  4. ^ "Spooks: Code 9 - a new drama for BBC Three from the team behind Spooks". BBC Press Office. March 26, 2008. Archived from the original on 2011-02-09. 
  5. ^ a b c Warman, Matt (2008-08-08). "Code 9's recruits look to the future of Spooks". The Daily Telegraph (London). Retrieved 2008-08-11. 
  6. ^ Tryhorn, Chris (2006-12-14). "BBC3 creates Spooks spin-off". London: The Guardian. Retrieved 2008-03-25. 
  7. ^ a b "'Spooks' spinoff heading to BBC Three". Digital Spy. 2008-03-25. Retrieved 2008-03-25. 
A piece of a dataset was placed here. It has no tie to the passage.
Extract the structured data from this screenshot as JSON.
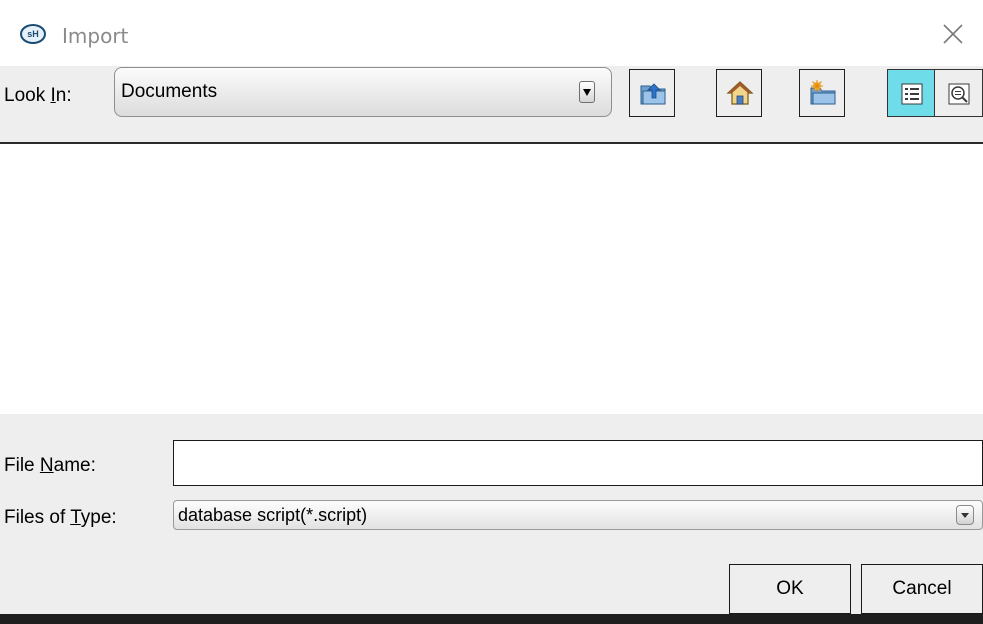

  8. ^ "Airdate announced". BBC. BBC. 2008. Retrieved 2008-07-25. 
  9. ^ "Chris Fry (Spooks: Code 9) Interview". LastBroadcast. Archived from the original on 2013-01-22. Retrieved 2013-02-03. 
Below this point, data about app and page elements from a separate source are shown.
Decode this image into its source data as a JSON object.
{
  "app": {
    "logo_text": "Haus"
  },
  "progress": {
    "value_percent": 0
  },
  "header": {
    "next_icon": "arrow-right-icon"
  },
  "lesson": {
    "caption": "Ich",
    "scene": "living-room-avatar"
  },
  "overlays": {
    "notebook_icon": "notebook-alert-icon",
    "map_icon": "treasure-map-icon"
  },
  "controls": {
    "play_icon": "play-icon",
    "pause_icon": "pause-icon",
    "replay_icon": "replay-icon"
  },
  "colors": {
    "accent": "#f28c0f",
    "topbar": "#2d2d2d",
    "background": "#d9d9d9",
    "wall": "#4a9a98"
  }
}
  10. ^ a b Stephen Brook (2008-09-08). "Multichannel TV ratings: Hairspray watched by 329,000 on Sky1". London: The Guardian. Retrieved 2008-09-13. 
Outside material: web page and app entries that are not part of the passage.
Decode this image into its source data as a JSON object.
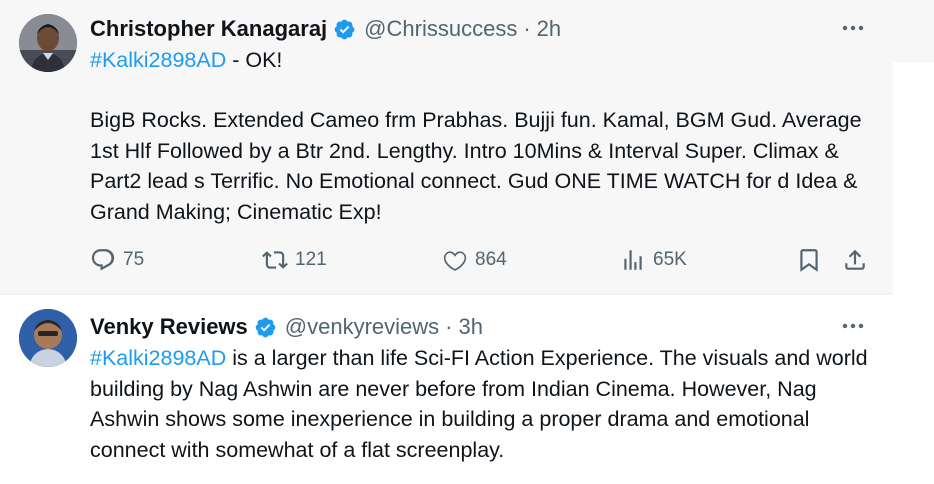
{
  "tweets": [
    {
      "author_name": "Christopher Kanagaraj",
      "handle": "@Chrissuccess",
      "separator": "·",
      "time": "2h",
      "hashtag": "#Kalki2898AD",
      "first_line_rest": " - OK!",
      "paragraph": "BigB Rocks. Extended Cameo frm Prabhas. Bujji fun. Kamal, BGM Gud. Average 1st Hlf Followed by a Btr 2nd. Lengthy. Intro 10Mins & Interval Super. Climax & Part2 lead s Terrific. No Emotional connect. Gud ONE TIME WATCH for d Idea & Grand Making; Cinematic Exp!",
      "replies": "75",
      "reposts": "121",
      "likes": "864",
      "views": "65K"
    },
    {
      "author_name": "Venky Reviews",
      "handle": "@venkyreviews",
      "separator": "·",
      "time": "3h",
      "hashtag": "#Kalki2898AD",
      "text_rest": " is a larger than life Sci-FI Action Experience. The visuals and world building by Nag Ashwin are never before from Indian Cinema. However, Nag Ashwin shows some inexperience in building a proper drama and emotional connect with somewhat of a flat screenplay."
    }
  ],
  "colors": {
    "accent": "#1d9bf0",
    "text": "#0f1419",
    "secondary": "#536471",
    "highlight_bg": "#f7f7f7"
  },
  "icons": [
    "verified-badge-icon",
    "more-options-icon",
    "reply-icon",
    "repost-icon",
    "like-icon",
    "views-icon",
    "bookmark-icon",
    "share-icon"
  ]
}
  11. ^ Rawson-Jones, Ben (9 September 2008). "Interview: Karen Wilson (Producer, 'Spooks: Code 9')". Digital Spy. Retrieved 5 June 2010. 
  12. ^ Staff (12 August 2008). "Agency Republic creates interactive BBC Spooks site". Campaign. Archived from the original on 2011-02-08. 
  13. ^ Rachel Clarke (2008-08-10). "Spooks Code 9". Business Exchange - Behind the Buzz. Retrieved 2008-10-06. 
  14. ^ a b "Six to Start, Kudos Film and TV and the BBC launch LIBERTY NEWS". Six to Start. 2008-07-09. Archived from the original on 2011-02-08. 
  15. ^ Leigh Holmwood (2008-08-11). "TV ratings: Britain from Above beaten by Midsomer Murders". London: The Guardian. Retrieved 2008-09-13. 
  16. ^ Leigh Holmwood (2008-08-18). "TV ratings: Spooks: Code 9 fails to thrill". London: The Guardian. Retrieved 2008-09-13. 
  17. ^ Leigh Holmwood (2008-08-26). "TV ratings: Wogan quizshow debut draws 1.7m viewers". London: The Guardian. Retrieved 2008-09-13. 
  18. ^ Leigh Holmwood (2008-09-01). "TV ratings: Gladiators legends take Sky1 to the top". London: The Guardian. Retrieved 2008-09-13. 
  19. ^ Billen, Andrew (2008-08-11). "Weekend TV". The Times (London). Retrieved 2008-08-11. 
  20. ^ White, Roland (2008-08-17). "Unlikely maestros face the music". The Sunday Times - Culture (London). Retrieved 2008-08-17. 
  21. ^ a b Mary Evans (2008-08-09). "The weekend's television choices". London: The Telegraph. Retrieved 2008-09-13. 
  22. ^ Spooks fan forum
  23. ^ Rawson-Jones, Ben. "'Spooks: Code 9': Episode One". Digital Spy. Retrieved 2008-08-12. 
  24. ^ Rawson-Jones, Ben. "'Spooks: Code 9': Episode Two". Digital Spy. Retrieved 2008-08-16. 
  25. ^ Rawson-Jones, Ben. "'Spooks: Code 9': Season Finale". Digital Spy. Retrieved 2009-05-16. 
  26. ^ McLean, Gareth (2008-08-08). "Spooks: Code 9 is a spin-off too far". The Guardian (London). Retrieved 2008-08-15. 
  27. ^ Adrian Hon (September 16, 2009). "Spooks: Code 9 – They Got it Backwards". Archived from the original on 2011-02-08. 

External links[edit]